Charley is passionate about changing the stats when it comes to equality on the water, and is in the midst of planning a women’s-only fishing retreat for the end of the year. “We’ve got a long way to go,” she says. “When I came to Australia, my first impression of women in fly fishing was: ‘Where are they?’ Women are kicking goals on football fields and scoring centuries on the wicket, but I’m yet to bump into another female fisher on the river.”
As we cast, strip line in, cast, strip line in (Charley effortlessly, me … not so much), I learn more about a woman’s place in the fly fishing world. Take Charley’s home club, for example. The Victorian Fly Fishers Association was established in 1932, but it only began taking female members last year. Charley is in the process of becoming the third lady to join. While it sounds a bit backwards, Charley sees it as progress. “It’s not that all the men are Neanderthals,” she says. “No way. Most guys I’ve met around the world have been pretty progressive. It’s just the language needs a refresh. It needs to stop being such a fraternity. That’s why I love teaching women, because each new fisher is changing the status quo.”
Despite catching my fly on every rock, low-hanging branch and river bank we encounter, I begin to find my flow. There is a method to this madness that requires angelic levels of patience and keen observation. I don’t doubt women would make first-class fly fishers.
“Fly fishing is great for your mental health—everyone could do with an afternoon out here.”
The tiny replica flies we’re using are crafted to imitate the insects that trout eat. They’re immaculate; works of art. And to bring that art to life, it’s the fly fisher’s job to land the fly in the water as naturally as possible. I’m taught how to present the fly and then let it move with the current, hopefully catching the eye of a hungry fish. I learn about nymphs and caddisfly, hoppers and beetles. It’s a whole new world out here on the river.
Hours later, and with a slightly sore casting arm, I’m still not close to catching a fish. I haven’t even seen a fish. But I’m not fussed because the point of fly fishing is beginning to dawn on me: It’s a meditation. It’s just you, the Great Outdoors and the hunt for that elusive tug at the end of your line.

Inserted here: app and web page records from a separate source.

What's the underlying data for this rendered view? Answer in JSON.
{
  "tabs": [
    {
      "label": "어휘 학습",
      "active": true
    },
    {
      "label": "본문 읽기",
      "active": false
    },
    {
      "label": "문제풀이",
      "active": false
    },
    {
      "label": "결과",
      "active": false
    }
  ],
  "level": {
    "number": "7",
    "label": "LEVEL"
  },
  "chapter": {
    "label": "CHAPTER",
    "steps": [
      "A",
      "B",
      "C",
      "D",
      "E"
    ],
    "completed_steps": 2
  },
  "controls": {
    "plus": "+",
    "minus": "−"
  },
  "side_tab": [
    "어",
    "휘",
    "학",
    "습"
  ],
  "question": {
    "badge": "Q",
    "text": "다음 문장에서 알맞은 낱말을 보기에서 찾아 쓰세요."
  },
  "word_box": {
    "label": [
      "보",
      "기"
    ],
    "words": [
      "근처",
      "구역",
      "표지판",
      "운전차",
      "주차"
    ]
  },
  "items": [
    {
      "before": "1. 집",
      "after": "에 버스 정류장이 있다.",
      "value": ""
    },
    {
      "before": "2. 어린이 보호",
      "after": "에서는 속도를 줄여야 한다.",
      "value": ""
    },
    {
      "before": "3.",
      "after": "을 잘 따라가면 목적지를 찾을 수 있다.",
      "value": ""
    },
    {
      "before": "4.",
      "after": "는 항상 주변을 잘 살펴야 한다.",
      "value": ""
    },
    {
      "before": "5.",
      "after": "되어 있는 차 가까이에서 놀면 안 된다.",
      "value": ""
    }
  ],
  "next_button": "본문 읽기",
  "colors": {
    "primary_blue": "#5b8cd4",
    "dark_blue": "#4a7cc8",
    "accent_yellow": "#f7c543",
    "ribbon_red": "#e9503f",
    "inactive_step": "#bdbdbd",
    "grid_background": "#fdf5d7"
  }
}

I repeat my profound existential moment to Charley, who turns to me with a grin. “You’re bang on,” she says. “Fly fishing is great for your mental health—everyone could do with an afternoon out here. But don’t get too settled, I spy a few fishies up ahead.”
In what feels comical, but actually makes perfect hunting sense, Charley and I squat in the water and move slowly, and ever so quietly, upstream toward the school of trout. We are sneaking up on them from behind, using the surprise to our advantage.
“Whatever you do, don’t let them see you,” whispers Charley—my final marching order before she sends me further upriver on my lonesome. This is it. Will I catch my first ever fish?
Brook trout have a reputation for being a bit on the slow side, but the ones we stumbled upon were a particularly smart bunch. And while I may well have been able to reel one of the slippery suckers in myself, it was Charley’s experience (and excellent arrow cast) that eventually landed our catch.
Still, I felt euphoric. I’d been welcomed into the secret society of fly fishing, and it felt pretty special. There was no badge of honor or plaque of remembrance, but I did get a photo with my prize before removing the barbless hook and sending the little guy swimming back to his friends.
Because if I learned anything from my time on the fly with Charley, it’s that fishing is about so much more than just catching fish—it’s about letting go, too.
Charley May operates on a range of rivers in northeast Victoria, Australia. Book your own fishing adventure with her at charleymayfishing.com. Both women and men, beginners or professionals are welcome.
Tayla Gentle is a freelance writer and producer specializing in adventure travel. Her work has featured in outlets such as Lonely Planet, AFAR, AWOL and Red Bull Australia. Her spirit country is Myanmar.